The next day, Freddie took me to one of the more surreal sights I have seen in Germany - the Monument To The Battle Of The Nations.
Completed in 1913, this 91m tall monument commemorates the Battle Of Leipzig which saw the allied forces of Russia, Prussia, Austria and Sweden defeat the French forces of Napoleon a hundred years earlier, on the very grounds the monument is built on. The interior of this brutal and colossal structure has gigantic statues arranged around a circular crypt at the bottom of the monument and looks like something from Lord Of The Rings. The views up the top were decent.
I was hesitant about paying to go inside but it was well worth it; I thought it was very similar to the
The tallest building in Leipzig.
Voortrekker Monument in Pretoria
and the Shipka Memorial in Bulgaria
Back in the city centre, we thought we would get some views right over the city by going to the top of Leipzig's tallest building, the City-Hochhaus. It was the last thing I did in Leipzig so you could say I went out on a high...
So does "Hypezig" live up to its name? Well, it isn't really a tourist's city if I am completely honest, certainly not for more than a couple of days. But I am guessing that as Germany's most liveable city, you probably have to actually live or spend some decent time here to fully appreciate its charm. As a short break before getting back to work for the first time in three-and-a-half years however, it was perfect.
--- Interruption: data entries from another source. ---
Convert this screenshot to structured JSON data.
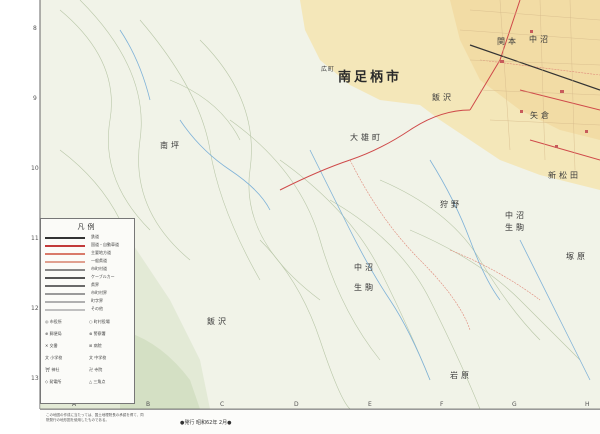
{
  "map": {
    "city_label": "南足柄市",
    "places": {
      "hirocho": "広町",
      "kokuzawa": "飯沢",
      "daiyucho": "大雄町",
      "minamihira": "南坪",
      "kariyano": "狩野",
      "nakanuma_label": "中沼",
      "ikoma_1": "生駒",
      "nakanuma_2": "中沼",
      "ikoma_2": "生駒",
      "tsukahara": "塚原",
      "iizawa": "飯沢",
      "sekimoto": "関本",
      "nakanuma_top": "中沼",
      "yagura": "矢倉",
      "iwahara": "岩原",
      "shinmatsuda": "新松田"
    },
    "grid_letters": [
      "A",
      "B",
      "C",
      "D",
      "E",
      "F",
      "G",
      "H"
    ],
    "grid_numbers": [
      "8",
      "9",
      "10",
      "11",
      "12",
      "13"
    ]
  },
  "legend": {
    "title": "凡例",
    "rows": [
      {
        "label": "鉄道",
        "color": "#333333"
      },
      {
        "label": "国道・自動車道",
        "color": "#c23a3a"
      },
      {
        "label": "主要地方道",
        "color": "#d97a6a"
      },
      {
        "label": "一般県道",
        "color": "#e0a090"
      },
      {
        "label": "市町村道",
        "color": "#888888"
      },
      {
        "label": "ケーブルカー",
        "color": "#555555"
      },
      {
        "label": "県界",
        "color": "#6a6a6a"
      },
      {
        "label": "市町村界",
        "color": "#9a9a9a"
      },
      {
        "label": "町字界",
        "color": "#b0b0b0"
      },
      {
        "label": "その他",
        "color": "#c0c0c0"
      }
    ],
    "symbols": [
      "◎ 市役所",
      "○ 町村役場",
      "⊕ 郵便局",
      "⊗ 警察署",
      "✕ 交番",
      "⊞ 病院",
      "文 小学校",
      "文 中学校",
      "⛩ 神社",
      "卍 寺院",
      "◇ 発電所",
      "△ 三角点"
    ]
  },
  "footer": {
    "note": "この地図の作成に当たっては、国土地理院長の承認を得て、同院発行の地形図を使用したものである。",
    "code": "●発行 昭和62年 2月●"
  }
}
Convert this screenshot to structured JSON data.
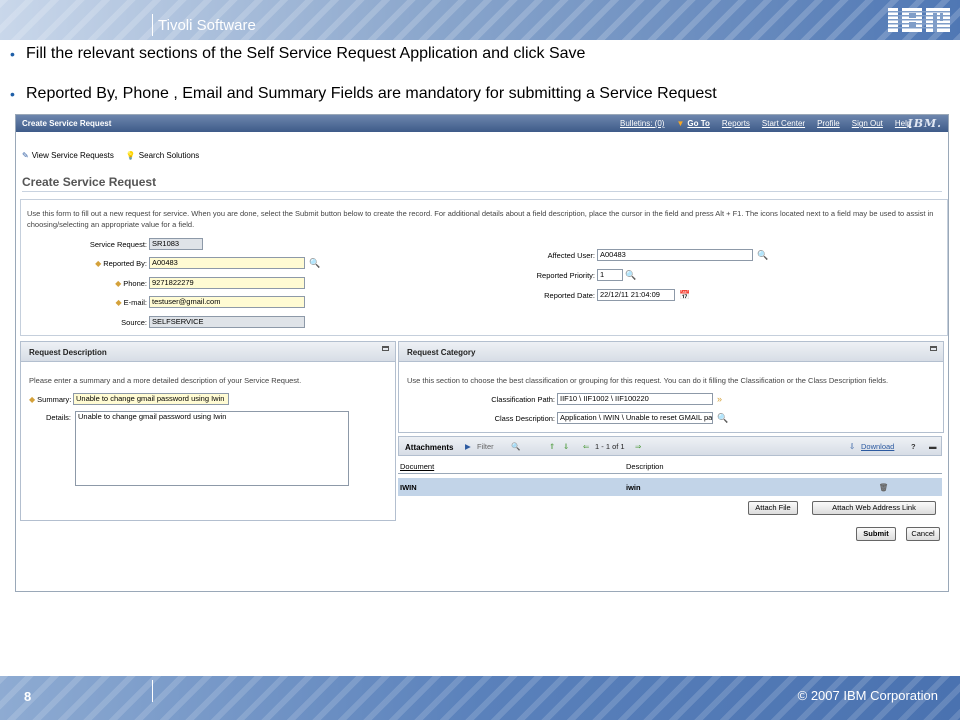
{
  "slide": {
    "product": "Tivoli Software",
    "logo": "IBM",
    "bullets": [
      "Fill the relevant sections of the Self Service Request Application and click Save",
      "Reported By, Phone , Email and Summary Fields are mandatory for submitting a Service Request"
    ],
    "page_number": "8",
    "copyright": "© 2007 IBM Corporation"
  },
  "app": {
    "title": "Create Service Request",
    "nav": {
      "bulletins": "Bulletins: (0)",
      "goto": "Go To",
      "reports": "Reports",
      "start_center": "Start Center",
      "profile": "Profile",
      "sign_out": "Sign Out",
      "help": "Help",
      "logo": "IBM."
    },
    "toolbar": {
      "view_requests": "View Service Requests",
      "search_solutions": "Search Solutions"
    },
    "page_title": "Create Service Request",
    "intro": "Use this form to fill out a new request for service. When you are done, select the Submit button below to create the record. For additional details about a field description, place the cursor in the field and press Alt + F1. The icons located next to a field may be used to assist in choosing/selecting an appropriate value for a field.",
    "fields": {
      "service_request": {
        "label": "Service Request:",
        "value": "SR1083"
      },
      "reported_by": {
        "label": "Reported By:",
        "value": "A00483"
      },
      "phone": {
        "label": "Phone:",
        "value": "9271822279"
      },
      "email": {
        "label": "E-mail:",
        "value": "testuser@gmail.com"
      },
      "source": {
        "label": "Source:",
        "value": "SELFSERVICE"
      },
      "affected_user": {
        "label": "Affected User:",
        "value": "A00483"
      },
      "reported_priority": {
        "label": "Reported Priority:",
        "value": "1"
      },
      "reported_date": {
        "label": "Reported Date:",
        "value": "22/12/11 21:04:09"
      }
    },
    "request_description": {
      "title": "Request Description",
      "hint": "Please enter a summary and a more detailed description of your Service Request.",
      "summary_label": "Summary:",
      "summary_value": "Unable to change gmail password using Iwin",
      "details_label": "Details:",
      "details_value": "Unable to change gmail password using Iwin"
    },
    "request_category": {
      "title": "Request Category",
      "hint": "Use this section to choose the best classification or grouping for this request. You can do it filling the Classification or the Class Description fields.",
      "classification_label": "Classification Path:",
      "classification_value": "IIF10 \\ IIF1002 \\ IIF100220",
      "class_desc_label": "Class Description:",
      "class_desc_value": "Application \\ IWIN \\ Unable to reset GMAIL pass"
    },
    "attachments": {
      "title": "Attachments",
      "filter": "Filter",
      "paging": "1 - 1 of 1",
      "download": "Download",
      "columns": [
        "Document",
        "Description"
      ],
      "rows": [
        {
          "document": "IWIN",
          "description": "iwin"
        }
      ],
      "attach_file": "Attach File",
      "attach_web": "Attach Web Address Link"
    },
    "buttons": {
      "submit": "Submit",
      "cancel": "Cancel"
    }
  }
}
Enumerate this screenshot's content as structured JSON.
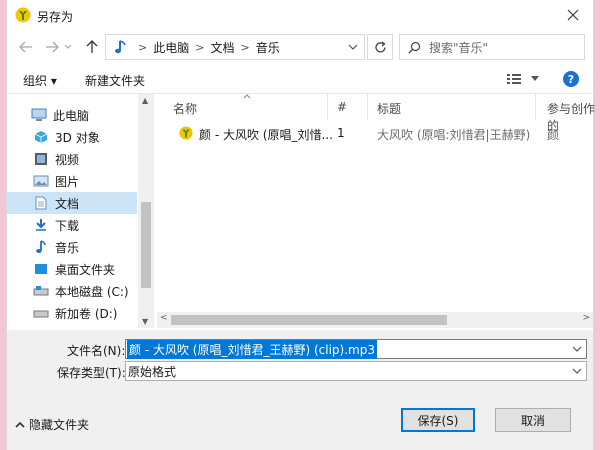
{
  "window": {
    "title": "另存为"
  },
  "address": {
    "segments": [
      "此电脑",
      "文档",
      "音乐"
    ],
    "search_placeholder": "搜索\"音乐\""
  },
  "toolbar": {
    "organize": "组织 ▾",
    "new_folder": "新建文件夹"
  },
  "nav": {
    "items": [
      {
        "label": "此电脑",
        "icon": "computer-icon"
      },
      {
        "label": "3D 对象",
        "icon": "cube-icon"
      },
      {
        "label": "视频",
        "icon": "video-icon"
      },
      {
        "label": "图片",
        "icon": "picture-icon"
      },
      {
        "label": "文档",
        "icon": "document-icon",
        "selected": true
      },
      {
        "label": "下载",
        "icon": "download-icon"
      },
      {
        "label": "音乐",
        "icon": "music-note-icon"
      },
      {
        "label": "桌面文件夹",
        "icon": "desktop-icon"
      },
      {
        "label": "本地磁盘 (C:)",
        "icon": "drive-icon"
      },
      {
        "label": "新加卷 (D:)",
        "icon": "drive-icon"
      }
    ]
  },
  "columns": {
    "name": "名称",
    "number": "#",
    "title": "标题",
    "artist": "参与创作的"
  },
  "files": [
    {
      "name": "颜 - 大风吹 (原唱_刘惜...",
      "number": "1",
      "title": "大风吹 (原唱:刘惜君|王赫野)",
      "artist": "颜"
    }
  ],
  "form": {
    "filename_label": "文件名(N):",
    "filename_value": "颜 - 大风吹 (原唱_刘惜君_王赫野) (clip).mp3",
    "type_label": "保存类型(T):",
    "type_value": "原始格式"
  },
  "buttons": {
    "save": "保存(S)",
    "cancel": "取消",
    "hide_folders": "隐藏文件夹"
  },
  "colors": {
    "accent": "#0078d7",
    "selection": "#cce4f7",
    "footer": "#f0f0f0"
  }
}
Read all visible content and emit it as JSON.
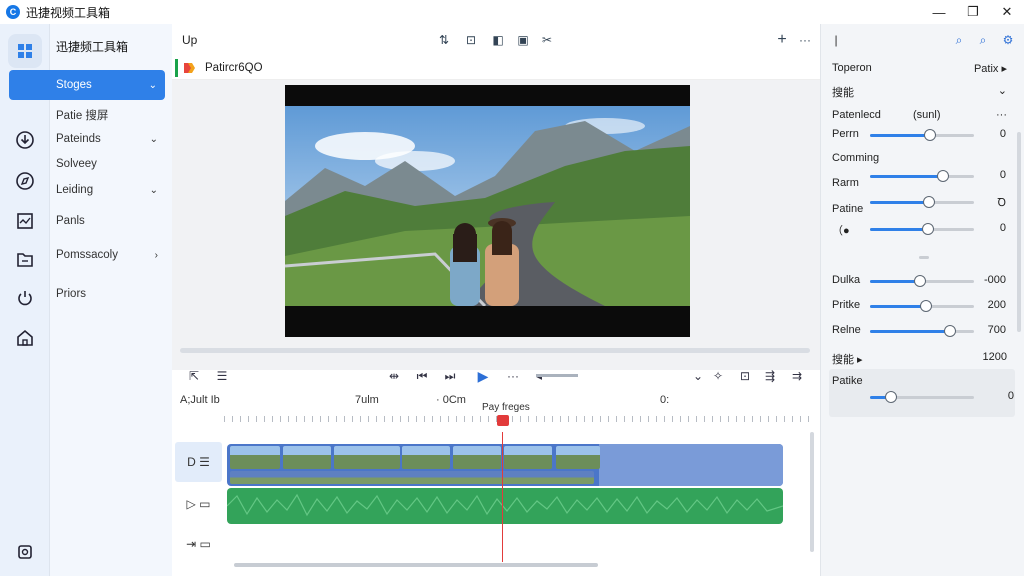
{
  "app": {
    "title": "迅捷视频工具箱",
    "window_controls": [
      "minimize-icon",
      "restore-icon",
      "close-icon"
    ]
  },
  "rail": {
    "icons": [
      "apps-grid-icon",
      "download-icon",
      "compass-icon",
      "chart-icon",
      "folder-icon",
      "power-icon",
      "home-icon",
      "settings-icon"
    ]
  },
  "menu": {
    "header": "迅捷频工具箱",
    "items": [
      {
        "label": "Stoges",
        "chevron": "⌄",
        "active": true
      },
      {
        "label": "Patie 搜屏",
        "chevron": ""
      },
      {
        "label": "Pateinds",
        "chevron": "⌄"
      },
      {
        "label": "Solveey",
        "chevron": ""
      },
      {
        "label": "Leiding",
        "chevron": "⌄"
      },
      {
        "label": "Panls",
        "chevron": ""
      },
      {
        "label": "Pomssacoly",
        "chevron": "›"
      },
      {
        "label": "Priors",
        "chevron": ""
      }
    ]
  },
  "toolbar": {
    "label": "Up",
    "icons": [
      "swap-icon",
      "crop-icon",
      "split-icon",
      "image-icon",
      "cut-icon"
    ],
    "add": "+",
    "more": "···"
  },
  "project": {
    "name": "Patircr6QO"
  },
  "playback": {
    "left_icons": [
      "export-icon",
      "list-icon"
    ],
    "transport": [
      "rewind-icon",
      "prev-frame-icon",
      "next-frame-icon",
      "play-icon",
      "more-icon",
      "volume-icon"
    ],
    "right_icons": [
      "dropdown-icon",
      "magic-icon",
      "fit-icon",
      "align-icon",
      "expand-icon"
    ]
  },
  "timeline": {
    "label": "A;Jult Ib",
    "marks": [
      "7ulm",
      "· 0Cm",
      "0:"
    ],
    "playhead_label": "Pay freges"
  },
  "tracks": [
    {
      "icons": "D ☰",
      "kind": "video",
      "active": true
    },
    {
      "icons": "▷ ▭",
      "kind": "audio",
      "active": false
    },
    {
      "icons": "⇥ ▭",
      "kind": "empty",
      "active": false
    }
  ],
  "right_panel": {
    "top_icons": [
      "search-icon",
      "zoom-icon",
      "settings-icon"
    ],
    "row1": {
      "label": "Toperon",
      "value": "Patix ▸"
    },
    "row2": {
      "label": "搜能",
      "value": "⌄"
    },
    "row3": {
      "label": "Patenlecd",
      "hint": "(sunl)",
      "value": "···"
    },
    "sliders": [
      {
        "label": "Perrn",
        "value": 0.58,
        "number": "0"
      },
      {
        "label": "Rarm",
        "value": 0.7,
        "number": "0"
      },
      {
        "label": "Patine",
        "value": 0.57,
        "number": "Ꝺ"
      },
      {
        "label": "（●",
        "value": 0.56,
        "number": "0"
      },
      {
        "label": "Dulka",
        "value": 0.48,
        "number": "-000"
      },
      {
        "label": "Pritke",
        "value": 0.54,
        "number": "200"
      },
      {
        "label": "Relne",
        "value": 0.77,
        "number": "700"
      },
      {
        "label": "",
        "value": 0.2,
        "number": "0"
      }
    ],
    "section_coming": "Comming",
    "row_bottom": {
      "label": "搜能 ▸",
      "value": "1200"
    },
    "box_label": "Patike"
  }
}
Wish me luck...
A big thanks has to go to Freddie for inviting me and putting me up - a big shout out to his family too for having me.
I honestly don't know when I'll be writing next, but it could be a while - I have absolutely no travel plans right now. I honestly don't have much interest in going anywhere -
Me & Freddie
Taken halfway up the Völkerschlachtdenkmal - The Monument To The Battle Of The Nations.
having spent so long on the road, I really just want to settle into my job, into a routine, into life in Berlin. I just want to stay put and really appreciate the perks and opportunities of a normal life that I haven't had in so long. That first pay-cheque can't come soon enough.
So until next time...
Tot: 2.249s; Tpl: 0.072s; cc: 12; qc: 33; dbt: 0.0406s; 1; m:saturn w:www (188.8.131.52); sld: 3;
; mem: 1.5mb